- That ARod took PEDs
- That we, the public, believed that he didn’t
- That my hometown 9 is on the hook for some $270m over the next 9 years to celebrate what will now be a hollow “title”
- That he tested positive while on the Rangers but it’s an additional taint on my team
- That I have to explain to my boys about what this guy did
- That the team will have to have to answer this all year (though maybe that will be a nice diversion for the new guys, or vice versa)
I contemplated writing an “open letter” to ARod just to get it all off my chest, but then I read this and it captures my sentiments to a T. Sorry to copy it all, but it’s pretty good.
An open letter to Alex Rodriguez …
Don’t be Roger Clemens. Don’t be Barry Bonds.
Start with Andy Pettitte. Then, Jason Giambi.
They admitted wrongdoing. They are still playing today. Tell it like it is. Tell fans directly that you were caught up in the culture of the Texas clubhouse at the time, that you look like a fool for what you said on “60 Minutes.”
Be accountable. Reveal how many times you have been tested since 2003 and how you’ve never failed a test since, including the World Baseball Classic tests that were administered with more stringent international standards.
Show how you’re different than Mark McGwire, that you didn’t need steroids, that you learned it the hard way.
Don’t be a hypocrite. Say you are one of 104 who were caught, how you’re embarrassed and won’t hide behind the fact you thought your transgression would remain confidential.
The cat is out of the bag. You are sorry. You are a remarkably gifted player who didn’t need an extra advantage.
Admit that your stats in 2003 are tainted, that your numbers in the year or two in which you experimented could be thrown out and your body of work would still be impressive by any standard.
Don’t be a poster child for deceit. Lead by example. Say you’re ready to play, to play clean as you have in all your seasons with the Yankees.
It’s OK to say you are willing to be one of the 104 who has his name flashing before the public’s eyes, that you can handle it, that you don’t think it’s right to whisper about who was lured by that temptation before it was punishable in collective bargaining.
Bottom line, the game is in an enviable position now. It can be held up against any other sport. It has learned its lesson, and so have you.
This is not a time to be evasive or dishonest.
The bad rap for baseball must end. Detail how tough and rightfully tough the standards are now.

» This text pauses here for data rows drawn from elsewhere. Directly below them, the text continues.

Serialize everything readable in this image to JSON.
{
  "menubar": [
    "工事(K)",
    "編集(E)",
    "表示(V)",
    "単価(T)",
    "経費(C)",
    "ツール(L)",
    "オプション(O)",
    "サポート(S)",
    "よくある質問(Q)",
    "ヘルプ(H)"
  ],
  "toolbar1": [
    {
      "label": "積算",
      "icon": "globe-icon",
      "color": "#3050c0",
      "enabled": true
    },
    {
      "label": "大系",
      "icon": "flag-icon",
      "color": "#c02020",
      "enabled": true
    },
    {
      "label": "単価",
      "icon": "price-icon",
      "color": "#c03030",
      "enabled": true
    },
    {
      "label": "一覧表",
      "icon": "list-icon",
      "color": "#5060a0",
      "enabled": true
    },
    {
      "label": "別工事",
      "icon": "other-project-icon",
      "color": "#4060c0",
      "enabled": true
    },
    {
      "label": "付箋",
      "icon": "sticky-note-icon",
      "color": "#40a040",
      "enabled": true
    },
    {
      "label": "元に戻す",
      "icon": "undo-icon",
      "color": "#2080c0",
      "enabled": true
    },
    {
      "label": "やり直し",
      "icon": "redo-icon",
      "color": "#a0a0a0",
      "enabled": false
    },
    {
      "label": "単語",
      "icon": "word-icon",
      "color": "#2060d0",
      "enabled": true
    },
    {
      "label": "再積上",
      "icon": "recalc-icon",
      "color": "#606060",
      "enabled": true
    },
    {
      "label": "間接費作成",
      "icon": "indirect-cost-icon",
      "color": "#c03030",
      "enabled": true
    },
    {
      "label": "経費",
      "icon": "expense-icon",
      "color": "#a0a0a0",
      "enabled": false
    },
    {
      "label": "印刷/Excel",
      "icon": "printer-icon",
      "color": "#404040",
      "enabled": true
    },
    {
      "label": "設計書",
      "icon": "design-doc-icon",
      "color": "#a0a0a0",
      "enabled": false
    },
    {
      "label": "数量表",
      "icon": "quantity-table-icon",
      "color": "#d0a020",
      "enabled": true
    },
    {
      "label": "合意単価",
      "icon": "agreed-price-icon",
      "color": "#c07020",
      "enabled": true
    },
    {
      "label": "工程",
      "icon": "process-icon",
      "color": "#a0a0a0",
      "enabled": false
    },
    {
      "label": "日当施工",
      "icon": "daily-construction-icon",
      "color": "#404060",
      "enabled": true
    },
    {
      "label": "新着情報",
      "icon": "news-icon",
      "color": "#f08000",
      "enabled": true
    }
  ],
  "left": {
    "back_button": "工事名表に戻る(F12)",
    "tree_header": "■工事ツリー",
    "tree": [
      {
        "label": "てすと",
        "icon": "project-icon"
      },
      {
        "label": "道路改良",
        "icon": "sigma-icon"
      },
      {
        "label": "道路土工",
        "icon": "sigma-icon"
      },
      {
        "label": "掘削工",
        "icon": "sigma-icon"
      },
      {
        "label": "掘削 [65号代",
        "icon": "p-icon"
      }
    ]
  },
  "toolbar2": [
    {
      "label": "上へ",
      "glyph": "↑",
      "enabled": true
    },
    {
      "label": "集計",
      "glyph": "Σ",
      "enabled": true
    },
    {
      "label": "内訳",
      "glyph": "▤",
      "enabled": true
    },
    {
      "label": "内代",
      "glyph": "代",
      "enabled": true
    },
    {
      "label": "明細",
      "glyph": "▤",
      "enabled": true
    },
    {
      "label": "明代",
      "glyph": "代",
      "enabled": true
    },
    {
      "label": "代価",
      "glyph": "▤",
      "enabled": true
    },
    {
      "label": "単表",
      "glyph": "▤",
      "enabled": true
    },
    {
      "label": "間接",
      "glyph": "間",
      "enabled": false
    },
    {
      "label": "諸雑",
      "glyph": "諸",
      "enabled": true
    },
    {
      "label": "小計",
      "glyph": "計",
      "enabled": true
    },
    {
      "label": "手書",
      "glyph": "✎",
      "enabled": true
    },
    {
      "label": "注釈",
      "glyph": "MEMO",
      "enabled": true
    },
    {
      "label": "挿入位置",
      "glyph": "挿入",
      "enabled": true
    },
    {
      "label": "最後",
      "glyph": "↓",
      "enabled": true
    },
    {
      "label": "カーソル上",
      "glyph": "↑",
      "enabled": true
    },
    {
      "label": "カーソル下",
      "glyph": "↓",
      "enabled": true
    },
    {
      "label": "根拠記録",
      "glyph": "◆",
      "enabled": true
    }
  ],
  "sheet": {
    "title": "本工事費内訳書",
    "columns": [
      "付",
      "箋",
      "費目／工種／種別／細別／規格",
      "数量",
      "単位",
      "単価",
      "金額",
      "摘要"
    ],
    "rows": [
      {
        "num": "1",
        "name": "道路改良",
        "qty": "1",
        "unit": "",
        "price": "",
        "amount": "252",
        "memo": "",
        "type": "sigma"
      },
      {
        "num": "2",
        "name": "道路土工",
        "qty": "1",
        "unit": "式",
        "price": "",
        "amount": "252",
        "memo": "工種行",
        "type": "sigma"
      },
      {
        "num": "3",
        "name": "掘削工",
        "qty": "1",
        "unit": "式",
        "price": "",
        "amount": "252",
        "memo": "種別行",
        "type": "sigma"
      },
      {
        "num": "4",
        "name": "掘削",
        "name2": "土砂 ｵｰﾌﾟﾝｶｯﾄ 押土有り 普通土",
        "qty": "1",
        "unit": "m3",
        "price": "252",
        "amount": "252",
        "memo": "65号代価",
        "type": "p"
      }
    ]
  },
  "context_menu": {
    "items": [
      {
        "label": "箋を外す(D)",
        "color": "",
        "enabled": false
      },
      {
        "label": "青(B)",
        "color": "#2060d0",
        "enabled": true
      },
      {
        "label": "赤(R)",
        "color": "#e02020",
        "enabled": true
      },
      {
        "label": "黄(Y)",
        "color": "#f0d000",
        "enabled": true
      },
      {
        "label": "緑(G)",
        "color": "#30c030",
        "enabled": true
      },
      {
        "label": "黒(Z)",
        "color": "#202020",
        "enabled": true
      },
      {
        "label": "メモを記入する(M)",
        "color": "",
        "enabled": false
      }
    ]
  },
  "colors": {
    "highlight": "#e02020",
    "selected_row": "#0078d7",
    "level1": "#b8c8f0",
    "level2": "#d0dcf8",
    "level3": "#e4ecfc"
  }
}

Please ask for forgiveness and express determination to stand for what is good, for learning from mistakes and excelling naturally, without a manufactured, improper advantage.